EXERCISE GOAL
Keeping each line exactly as it is, output all of the records.

TASK INPUT
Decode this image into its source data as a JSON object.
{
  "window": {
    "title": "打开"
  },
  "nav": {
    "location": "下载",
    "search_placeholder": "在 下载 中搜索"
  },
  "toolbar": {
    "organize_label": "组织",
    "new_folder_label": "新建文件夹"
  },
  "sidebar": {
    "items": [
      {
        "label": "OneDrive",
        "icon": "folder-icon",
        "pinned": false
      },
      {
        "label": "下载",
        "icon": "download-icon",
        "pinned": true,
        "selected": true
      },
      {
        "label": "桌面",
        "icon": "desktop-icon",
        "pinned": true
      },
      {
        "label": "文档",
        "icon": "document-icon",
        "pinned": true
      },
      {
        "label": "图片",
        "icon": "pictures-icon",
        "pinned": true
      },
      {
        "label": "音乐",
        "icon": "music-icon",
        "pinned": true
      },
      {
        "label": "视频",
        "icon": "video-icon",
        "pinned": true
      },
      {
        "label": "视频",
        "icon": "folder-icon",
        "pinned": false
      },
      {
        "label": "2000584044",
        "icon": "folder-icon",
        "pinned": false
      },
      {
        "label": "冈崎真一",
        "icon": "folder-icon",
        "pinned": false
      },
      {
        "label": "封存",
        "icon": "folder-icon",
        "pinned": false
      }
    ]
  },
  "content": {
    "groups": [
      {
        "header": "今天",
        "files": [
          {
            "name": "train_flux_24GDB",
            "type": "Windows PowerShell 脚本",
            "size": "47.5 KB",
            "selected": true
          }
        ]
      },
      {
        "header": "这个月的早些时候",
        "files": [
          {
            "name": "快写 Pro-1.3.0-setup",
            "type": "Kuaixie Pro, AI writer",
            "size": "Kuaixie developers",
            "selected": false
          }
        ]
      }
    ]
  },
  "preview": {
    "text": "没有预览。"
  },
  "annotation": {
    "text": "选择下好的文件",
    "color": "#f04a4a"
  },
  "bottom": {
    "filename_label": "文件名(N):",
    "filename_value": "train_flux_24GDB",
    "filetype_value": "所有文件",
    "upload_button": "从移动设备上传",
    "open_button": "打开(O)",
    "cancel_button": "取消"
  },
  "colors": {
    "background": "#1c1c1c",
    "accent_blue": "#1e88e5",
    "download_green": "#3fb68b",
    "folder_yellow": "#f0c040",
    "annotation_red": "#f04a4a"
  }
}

ANSWER TO THE EXERCISE
Decode this image into its source data as a JSON object.
{
  "window": {
    "title": "打开"
  },
  "nav": {
    "location": "下载",
    "search_placeholder": "在 下载 中搜索"
  },
  "toolbar": {
    "organize_label": "组织",
    "new_folder_label": "新建文件夹"
  },
  "sidebar": {
    "items": [
      {
        "label": "OneDrive",
        "icon": "folder-icon",
        "pinned": false
      },
      {
        "label": "下载",
        "icon": "download-icon",
        "pinned": true,
        "selected": true
      },
      {
        "label": "桌面",
        "icon": "desktop-icon",
        "pinned": true
      },
      {
        "label": "文档",
        "icon": "document-icon",
        "pinned": true
      },
      {
        "label": "图片",
        "icon": "pictures-icon",
        "pinned": true
      },
      {
        "label": "音乐",
        "icon": "music-icon",
        "pinned": true
      },
      {
        "label": "视频",
        "icon": "video-icon",
        "pinned": true
      },
      {
        "label": "视频",
        "icon": "folder-icon",
        "pinned": false
      },
      {
        "label": "2000584044",
        "icon": "folder-icon",
        "pinned": false
      },
      {
        "label": "冈崎真一",
        "icon": "folder-icon",
        "pinned": false
      },
      {
        "label": "封存",
        "icon": "folder-icon",
        "pinned": false
      }
    ]
  },
  "content": {
    "groups": [
      {
        "header": "今天",
        "files": [
          {
            "name": "train_flux_24GDB",
            "type": "Windows PowerShell 脚本",
            "size": "47.5 KB",
            "selected": true
          }
        ]
      },
      {
        "header": "这个月的早些时候",
        "files": [
          {
            "name": "快写 Pro-1.3.0-setup",
            "type": "Kuaixie Pro, AI writer",
            "size": "Kuaixie developers",
            "selected": false
          }
        ]
      }
    ]
  },
  "preview": {
    "text": "没有预览。"
  },
  "annotation": {
    "text": "选择下好的文件",
    "color": "#f04a4a"
  },
  "bottom": {
    "filename_label": "文件名(N):",
    "filename_value": "train_flux_24GDB",
    "filetype_value": "所有文件",
    "upload_button": "从移动设备上传",
    "open_button": "打开(O)",
    "cancel_button": "取消"
  },
  "colors": {
    "background": "#1c1c1c",
    "accent_blue": "#1e88e5",
    "download_green": "#3fb68b",
    "folder_yellow": "#f0c040",
    "annotation_red": "#f04a4a"
  }
}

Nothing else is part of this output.